- Opening Delimiter -

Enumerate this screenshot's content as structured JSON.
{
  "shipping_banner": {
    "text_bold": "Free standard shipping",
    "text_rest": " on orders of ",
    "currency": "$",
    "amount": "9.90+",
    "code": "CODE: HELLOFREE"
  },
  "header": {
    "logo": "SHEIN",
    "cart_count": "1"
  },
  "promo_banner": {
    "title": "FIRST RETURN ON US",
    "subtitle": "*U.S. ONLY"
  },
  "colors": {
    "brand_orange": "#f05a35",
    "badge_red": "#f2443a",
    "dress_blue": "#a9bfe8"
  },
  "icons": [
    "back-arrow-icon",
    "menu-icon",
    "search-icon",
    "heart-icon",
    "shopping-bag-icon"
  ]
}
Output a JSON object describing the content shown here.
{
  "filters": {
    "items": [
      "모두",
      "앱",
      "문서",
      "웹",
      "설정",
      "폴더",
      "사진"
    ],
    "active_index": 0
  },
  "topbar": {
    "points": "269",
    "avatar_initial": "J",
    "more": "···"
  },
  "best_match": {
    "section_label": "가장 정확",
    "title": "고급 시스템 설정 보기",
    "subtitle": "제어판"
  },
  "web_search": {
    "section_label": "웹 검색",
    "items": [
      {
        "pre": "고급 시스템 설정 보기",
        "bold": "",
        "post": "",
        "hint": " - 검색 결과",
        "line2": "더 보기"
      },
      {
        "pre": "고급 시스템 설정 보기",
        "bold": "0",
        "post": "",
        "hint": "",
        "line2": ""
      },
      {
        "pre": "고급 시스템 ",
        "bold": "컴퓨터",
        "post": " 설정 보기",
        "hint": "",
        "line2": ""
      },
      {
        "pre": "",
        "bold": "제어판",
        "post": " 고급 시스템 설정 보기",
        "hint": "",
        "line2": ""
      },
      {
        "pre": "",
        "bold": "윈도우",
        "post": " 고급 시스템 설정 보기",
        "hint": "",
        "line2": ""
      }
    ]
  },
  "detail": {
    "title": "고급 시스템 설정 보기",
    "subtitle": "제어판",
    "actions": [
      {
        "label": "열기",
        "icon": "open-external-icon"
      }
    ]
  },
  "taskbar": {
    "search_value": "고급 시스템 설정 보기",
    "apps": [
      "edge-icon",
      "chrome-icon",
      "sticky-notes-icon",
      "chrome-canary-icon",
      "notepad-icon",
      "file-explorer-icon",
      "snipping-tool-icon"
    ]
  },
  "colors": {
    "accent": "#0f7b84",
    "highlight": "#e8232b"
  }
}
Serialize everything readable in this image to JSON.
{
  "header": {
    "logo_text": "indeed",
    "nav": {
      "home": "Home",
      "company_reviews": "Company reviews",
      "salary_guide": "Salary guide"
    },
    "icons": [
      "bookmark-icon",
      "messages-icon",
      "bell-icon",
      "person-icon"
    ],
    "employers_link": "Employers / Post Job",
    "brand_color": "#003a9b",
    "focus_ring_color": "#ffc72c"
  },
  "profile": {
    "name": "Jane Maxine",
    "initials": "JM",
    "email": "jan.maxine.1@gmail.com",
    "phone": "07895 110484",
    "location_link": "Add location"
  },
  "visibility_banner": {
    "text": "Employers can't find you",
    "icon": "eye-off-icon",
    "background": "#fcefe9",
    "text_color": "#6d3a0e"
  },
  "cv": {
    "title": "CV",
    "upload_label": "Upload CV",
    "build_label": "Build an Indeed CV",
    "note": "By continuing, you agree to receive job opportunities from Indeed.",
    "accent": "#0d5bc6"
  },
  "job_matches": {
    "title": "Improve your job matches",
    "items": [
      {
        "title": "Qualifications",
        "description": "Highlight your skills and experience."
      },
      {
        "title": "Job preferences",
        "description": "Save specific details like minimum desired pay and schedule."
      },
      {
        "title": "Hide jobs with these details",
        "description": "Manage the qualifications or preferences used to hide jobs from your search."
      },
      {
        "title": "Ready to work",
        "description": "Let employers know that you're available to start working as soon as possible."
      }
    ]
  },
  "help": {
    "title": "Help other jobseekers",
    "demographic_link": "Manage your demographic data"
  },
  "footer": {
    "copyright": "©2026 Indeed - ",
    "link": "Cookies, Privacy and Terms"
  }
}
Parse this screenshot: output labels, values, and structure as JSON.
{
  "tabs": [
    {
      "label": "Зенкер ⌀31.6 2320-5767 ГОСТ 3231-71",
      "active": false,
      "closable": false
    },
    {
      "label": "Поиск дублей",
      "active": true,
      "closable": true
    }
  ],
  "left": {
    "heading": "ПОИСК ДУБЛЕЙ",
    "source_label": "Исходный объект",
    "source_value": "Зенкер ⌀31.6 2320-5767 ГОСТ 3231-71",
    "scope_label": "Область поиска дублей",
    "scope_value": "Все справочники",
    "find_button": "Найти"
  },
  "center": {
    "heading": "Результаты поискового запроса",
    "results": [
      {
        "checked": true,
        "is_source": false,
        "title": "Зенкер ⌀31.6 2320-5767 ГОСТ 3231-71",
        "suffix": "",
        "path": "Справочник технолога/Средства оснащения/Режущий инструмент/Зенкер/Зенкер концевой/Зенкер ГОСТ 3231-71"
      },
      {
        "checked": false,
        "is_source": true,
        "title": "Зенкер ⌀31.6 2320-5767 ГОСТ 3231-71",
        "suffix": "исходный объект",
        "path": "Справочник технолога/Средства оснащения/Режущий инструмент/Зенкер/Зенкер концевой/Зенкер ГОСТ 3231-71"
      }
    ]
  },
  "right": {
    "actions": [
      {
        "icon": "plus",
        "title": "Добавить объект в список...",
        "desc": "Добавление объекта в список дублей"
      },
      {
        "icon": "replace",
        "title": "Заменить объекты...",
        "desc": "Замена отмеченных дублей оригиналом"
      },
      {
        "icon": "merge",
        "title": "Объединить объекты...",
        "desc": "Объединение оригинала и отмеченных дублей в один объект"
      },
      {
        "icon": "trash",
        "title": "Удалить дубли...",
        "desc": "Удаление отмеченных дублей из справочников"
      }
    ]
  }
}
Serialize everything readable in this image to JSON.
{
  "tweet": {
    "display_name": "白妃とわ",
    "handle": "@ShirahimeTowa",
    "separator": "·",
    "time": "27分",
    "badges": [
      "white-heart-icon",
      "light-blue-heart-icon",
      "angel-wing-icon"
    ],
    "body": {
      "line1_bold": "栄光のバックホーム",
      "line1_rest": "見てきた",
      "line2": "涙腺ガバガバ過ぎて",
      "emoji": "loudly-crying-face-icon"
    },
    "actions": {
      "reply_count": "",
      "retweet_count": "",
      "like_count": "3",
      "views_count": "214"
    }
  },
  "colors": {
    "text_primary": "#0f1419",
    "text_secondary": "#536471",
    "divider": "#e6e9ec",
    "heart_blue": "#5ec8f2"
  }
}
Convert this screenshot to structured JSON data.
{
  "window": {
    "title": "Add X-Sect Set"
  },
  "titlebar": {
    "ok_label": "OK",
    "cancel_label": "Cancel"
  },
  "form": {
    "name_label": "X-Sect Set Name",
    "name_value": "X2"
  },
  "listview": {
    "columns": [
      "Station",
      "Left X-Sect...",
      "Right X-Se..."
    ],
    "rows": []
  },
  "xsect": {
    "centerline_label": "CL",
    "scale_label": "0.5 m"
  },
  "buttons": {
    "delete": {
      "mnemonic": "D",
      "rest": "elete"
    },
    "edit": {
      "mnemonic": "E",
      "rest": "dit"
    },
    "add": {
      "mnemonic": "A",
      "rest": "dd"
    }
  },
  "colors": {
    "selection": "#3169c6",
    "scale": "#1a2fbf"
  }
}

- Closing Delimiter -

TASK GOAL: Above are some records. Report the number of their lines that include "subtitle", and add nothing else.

SOLUTION: 3